An annual award for the person who has made an extraordinary contribution to the co-operative movement worldwide is announced each year by the International Co-operative Alliance (ICA). This is the Rochdale Award.
The announcement of the winners for 2019 is made at the ICA General Assembly in Kigali, Rwanda, which is currently taking place - attended by 1,100 co-operators from over 90 countries.
This year, unusually, the ICA has announced that there are two winners of the Rochdale Award. These are Howard Brodsky (USA) and Dr. Kim Byeong-won (South Korea). Both are cooperative business leaders: Howard Brodsky with an outstanding enterprise-owned co-op, CCA, the work of which he presented on to the UK Retail Co-operative Conference in 2018; Dr Byeong-won has been key to the success of the farmer co-op sector in South Korea, one of the most impressive across the world.
The UK nominated Gillian Lonergan, and in this blog our Secretary General, Ed Mayo outlines Gillian's achievements.
Thirty years of co-operation
At the point of her retirement in March 2019, Gillian had been working for co- operative organisations for over 30 years and has become known worldwide across her peers as the person to go to for support when it came to identifying, preserving and promoting co-operative heritage assets.
Her work and research was instrumental in collecting what would eventually form the permanent National Co-operative Archive in the UK. Working with colleagues, she established the Co-operative Heritage Trust to manage this, a great innovation which set the management of the archive material on a professional basis. It also opened access to mainstream research and heritage funding that meant that this became under her leadership a financially sustainable programme for the future.
Gillian started her career as a librarian studying at Manchester Polytechnic (which later became Manchester Metropolitan University), and during this time undertook a fieldwork placement for Co-operative Wholesale Society Laboratories. This was an introduction into working with business records and what Gillian says also introduced her to the world of co-ops.
After graduating, she applied for a librarian’s role with the Co-operative Union and credits the late Roy Garrett who had previously worked for the Co- operative Press with introducing her to the heritage of the movement and inspiring her to immerse herself in materials which told the story. In a pre-digital world, first hand knowledge of records and collections was vital in order to help others mine for information. Through Roy, Gillian was introduced to organisations connected to the movement and became a Trustee for many years of the Robert Owen Memorial Museum following its relocation from Owen’s former home to the Newtown Council building in Wales where it is based today.
Academically, Gillian supported numerous scholars and researchers in formal and informal learning programmes, aquiring excellent proof reading and indexing skills used to support publications charting the way the movement has developed, contributed greatly to the academic work of the Co-operative College and has been on the Committee of the Society for Cooperative Studies for many years, helping particularly with its journal and annual conferences.
She acted as an unofficial research assistant to Professor Ian MacPherson in his work to compile the Statement of Co-operative Identity, which was successfully agreed in Manchester in 1995.
The early days of the co-op archive and heritage trust

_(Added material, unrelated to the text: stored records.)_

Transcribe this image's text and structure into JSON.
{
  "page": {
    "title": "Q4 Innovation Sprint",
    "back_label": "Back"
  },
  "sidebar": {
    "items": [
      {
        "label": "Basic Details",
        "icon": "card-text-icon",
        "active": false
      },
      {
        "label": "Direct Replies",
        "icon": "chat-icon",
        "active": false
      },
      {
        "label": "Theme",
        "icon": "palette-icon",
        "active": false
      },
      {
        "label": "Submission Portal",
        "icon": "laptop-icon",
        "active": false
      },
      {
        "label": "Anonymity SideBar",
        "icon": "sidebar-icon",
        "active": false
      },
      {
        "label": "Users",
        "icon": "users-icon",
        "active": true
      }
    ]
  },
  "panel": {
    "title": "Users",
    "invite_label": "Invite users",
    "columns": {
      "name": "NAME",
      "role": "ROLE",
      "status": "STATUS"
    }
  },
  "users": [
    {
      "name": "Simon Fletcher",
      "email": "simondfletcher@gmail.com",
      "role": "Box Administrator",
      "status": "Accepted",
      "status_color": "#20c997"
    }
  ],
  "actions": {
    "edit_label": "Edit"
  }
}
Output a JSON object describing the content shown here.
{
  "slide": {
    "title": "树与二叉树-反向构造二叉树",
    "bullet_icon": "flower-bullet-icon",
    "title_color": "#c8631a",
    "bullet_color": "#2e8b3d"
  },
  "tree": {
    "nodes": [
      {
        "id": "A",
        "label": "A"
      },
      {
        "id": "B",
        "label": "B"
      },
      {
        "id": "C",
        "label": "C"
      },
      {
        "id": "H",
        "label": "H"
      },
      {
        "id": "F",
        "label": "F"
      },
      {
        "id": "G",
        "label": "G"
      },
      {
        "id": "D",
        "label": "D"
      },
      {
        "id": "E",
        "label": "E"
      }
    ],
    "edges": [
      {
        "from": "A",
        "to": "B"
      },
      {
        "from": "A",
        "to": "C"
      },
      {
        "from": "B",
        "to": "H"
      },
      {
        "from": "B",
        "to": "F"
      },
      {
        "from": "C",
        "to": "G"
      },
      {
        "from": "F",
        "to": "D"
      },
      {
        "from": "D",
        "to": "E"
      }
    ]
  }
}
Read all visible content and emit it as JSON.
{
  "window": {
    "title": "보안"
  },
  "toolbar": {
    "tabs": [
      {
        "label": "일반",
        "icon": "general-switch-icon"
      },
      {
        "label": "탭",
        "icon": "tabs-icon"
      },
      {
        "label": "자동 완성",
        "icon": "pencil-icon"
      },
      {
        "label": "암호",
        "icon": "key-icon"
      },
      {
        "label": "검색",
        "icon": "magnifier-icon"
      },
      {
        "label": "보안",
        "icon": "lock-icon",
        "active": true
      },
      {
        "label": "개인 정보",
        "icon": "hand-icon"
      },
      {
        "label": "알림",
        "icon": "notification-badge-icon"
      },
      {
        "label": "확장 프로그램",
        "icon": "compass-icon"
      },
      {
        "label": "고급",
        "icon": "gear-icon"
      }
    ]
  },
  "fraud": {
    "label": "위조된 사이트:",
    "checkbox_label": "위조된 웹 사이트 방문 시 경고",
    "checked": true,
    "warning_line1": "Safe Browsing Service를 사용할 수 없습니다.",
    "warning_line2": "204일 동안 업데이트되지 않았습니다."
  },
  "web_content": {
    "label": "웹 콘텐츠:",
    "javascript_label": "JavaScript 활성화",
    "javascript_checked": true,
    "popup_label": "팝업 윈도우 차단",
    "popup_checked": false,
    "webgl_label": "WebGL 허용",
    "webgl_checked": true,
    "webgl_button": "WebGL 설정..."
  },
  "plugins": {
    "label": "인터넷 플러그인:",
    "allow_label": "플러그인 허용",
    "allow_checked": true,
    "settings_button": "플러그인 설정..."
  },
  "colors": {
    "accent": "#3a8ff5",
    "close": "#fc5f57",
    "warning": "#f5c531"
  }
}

In the year 2001, the College moved back to its original home at Holyoake House and as part of the widespread changes taking place in the co-operative movement, the Union merged with ICOM (Industrial Common Ownership Movement) and became known as Co-operatives UK. Having witnessed multiple mergers and changes to the way business records were being used, Gillian and her colleagues were instrumental in finding ways in which important papers as well as material artefacts representing the movement’s history could be saved.
As the working and academic environment dramatically digitised, and staff turnover of organisations sped up, it was felt that heritage and special collections might be placed at risk and safeguards would need to be put in place to prevent their loss for future generations. What would become the collections of the National Co-operative Archive were first to be addressed by merging collections held by different organisations under one roof at Holyoake House.
The building at 31 Toad Lane, the original home of the world’s first successful consumer co-operative, had been in the ownership of the Co-operative Union since 1925 (opening as a museum in 1931) and although members of the public as well as co-operators could visit, the building was in a sad state of repair and needed significant investment.
With Gillian at the fore, the creation of a new independent charitable trust would enable the heritage assets to be supported by public funders as part of an ambitious renovation called the Rochdale Project. This work to secure and stabilise the building would make it accessible to a wider audience and allow the Trust to apply for accredited museum status for the building and its associated collections. The primary ‘object’ in question was the fabric of the building itself, at the centre of Rochdale’s conservation area, and the only remaining part of the original commercial heart of the old town on Toad Lane. By 2012, the work to repair the structure and improve the visitor experience was done and the Trust was responsible for two public services based in Rochdale and Manchester, and so needed professionally qualified staff as well as the support of countless students, volunteers and partner organisations to run workshops, welcome groups, provide education and inspirational experiences to people through the values and principles of co-operation.
The role of co-operative women
One of her achievements is to highlight the important role played by cooperative women throughout the movement’s heritage, from the first woman to join the Rochdale Co-operative Pioneers Society, Eliza Brierley, through to demonstrating the efforts of the society to campaign for gender equality. Gillian pointed out that the Rochdale Pioneers rules of 1844 stated explicitly that there was no difference between male and female members, which was exceptional for organisations at that time. She also highlighted that the Rochdale Pioneers Society took part in the campaigning to parliament that led to the Married Women’s Property Acts in the 1870s. The most recent publication led by Gillian on this is Basket to Boardroom: women in cooperation.
As a co-operator, Gillian embodies co-operative values such as self-help, self- responsibility and solidarity and does this in a way that is unassuming and modest. As a result, she is widely loved by those that she supported and worked with.
Nick Crofts, President of the Co-op Group, said:
“I would like to express my appreciation and admiration of Gillian’s lifetime of work for the global Co-operative Movement. Gillian was the High Priestess of the Co- operative Temple, protecting and showcasing our irreplaceable foundational treasures.”
The co-operative ideal is a social movement which crosses generations. Gillian’s personal mission to preserve and make accessible the achievements and activities of past generations is a vital contribution to co-operators present and future.
Ed Mayo, Secretary General